Rick Gates testimony suggests Trump lied when claiming he never talked with Roger Stone about WikiLeaks
Prosecutors in Trump ally Roger Stone's federal trial closed their presentation of evidence today with testimony from Trump campaign staffer and Paul Manafort co-conspirator Rick Gates. Gates testified that then-campaign head Paul Manafort asked him to maintain contact with Roger Stone on potential WikiLeaks disclosures (that is, on WikiLeaks' release of Democratic documents obtained by Russian intelligence agents in their campaign to damage candidate Hillary Clinton), with Manafort making it clear to Gates that he would be updating Trump with what Gates learned.
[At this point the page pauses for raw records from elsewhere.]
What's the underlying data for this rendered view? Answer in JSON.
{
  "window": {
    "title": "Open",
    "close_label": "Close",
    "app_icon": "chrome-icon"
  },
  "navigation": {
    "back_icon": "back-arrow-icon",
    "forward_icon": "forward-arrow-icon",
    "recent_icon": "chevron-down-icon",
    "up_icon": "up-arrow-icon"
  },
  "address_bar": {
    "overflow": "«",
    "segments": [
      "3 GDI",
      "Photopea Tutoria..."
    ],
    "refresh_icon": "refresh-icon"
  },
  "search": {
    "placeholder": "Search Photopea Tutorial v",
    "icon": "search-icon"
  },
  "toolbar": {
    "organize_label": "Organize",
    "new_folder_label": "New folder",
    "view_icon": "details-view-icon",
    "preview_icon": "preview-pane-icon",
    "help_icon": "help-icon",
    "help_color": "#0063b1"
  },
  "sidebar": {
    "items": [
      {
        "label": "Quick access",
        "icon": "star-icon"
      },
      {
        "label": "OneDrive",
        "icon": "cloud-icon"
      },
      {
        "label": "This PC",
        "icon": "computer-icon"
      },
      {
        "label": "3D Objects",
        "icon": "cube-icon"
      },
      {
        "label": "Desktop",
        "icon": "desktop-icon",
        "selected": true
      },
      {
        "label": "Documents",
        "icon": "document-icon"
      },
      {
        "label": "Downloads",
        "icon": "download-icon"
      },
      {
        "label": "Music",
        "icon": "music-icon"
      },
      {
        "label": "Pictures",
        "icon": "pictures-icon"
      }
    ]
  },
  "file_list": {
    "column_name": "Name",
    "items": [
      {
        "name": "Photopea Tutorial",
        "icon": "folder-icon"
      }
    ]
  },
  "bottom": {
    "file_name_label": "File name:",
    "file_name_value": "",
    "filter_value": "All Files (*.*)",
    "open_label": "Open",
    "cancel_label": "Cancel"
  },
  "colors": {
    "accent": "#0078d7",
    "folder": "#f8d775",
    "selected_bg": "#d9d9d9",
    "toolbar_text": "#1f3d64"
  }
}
Gates also testified on ”brainstorming sessions" within the Trump campaign to strategize how to best use an upcoming WikiLeaks document release. And prosecutors closed Gates' testimony with his recounting of the moments after a phone call between Donald Trump and Roger Stone: After ending the phone call with Stone, Trump "indicated more information would be coming" from WikiLeaks.
Gates' testimony makes it absolutely clear that Donald Trump lied in his own testimony to special counsel Robert Mueller, during Mueller's investigation of Russian election hacking and the Trump campaign's ties to that hacking. Trump testified in written responses to Mueller that he did not "recall being aware of Mr. Stone having discussed WikiLeaks" with members of his campaign; Gates, on the other hand, told the court that Trump himself had spoken with Stone about WikiLeaks.
Gates' testimony is also consistent with that of other witnesses. Campaign CEO Stephen Bannon told the jury last week that Stone was considered by the campaign to be an "access point" to WikiLeaks; once-ally Randy Credico testified that Stone pressured him to lie to federal investigators about Stone's efforts to coordinate between WikiLeaks and the Trump campaign, as Stone himself had done.
Prosecutors’ case against Roger Stone was never in doubt. Stone was charged with lying to Congress and to law enforcement about his WikiLeaks efforts, claiming he had no evidence to turn over regarding such contacts; Stone's own documents, obtained in search warrants, prove that he was lying. And Stone's defense is putting up only a token resistance; they are expected to open and close their own brief arguments tomorrow.
Instead, Stone is clearly banking on a Trump pardon. Stone did his part, obstructing the Mueller investigation as Manafort did and hiding Trump's own direct efforts to coordinate his campaign with the releases of Russian-hacked information. Stone expects Trump to use his presidential powers to return the favor.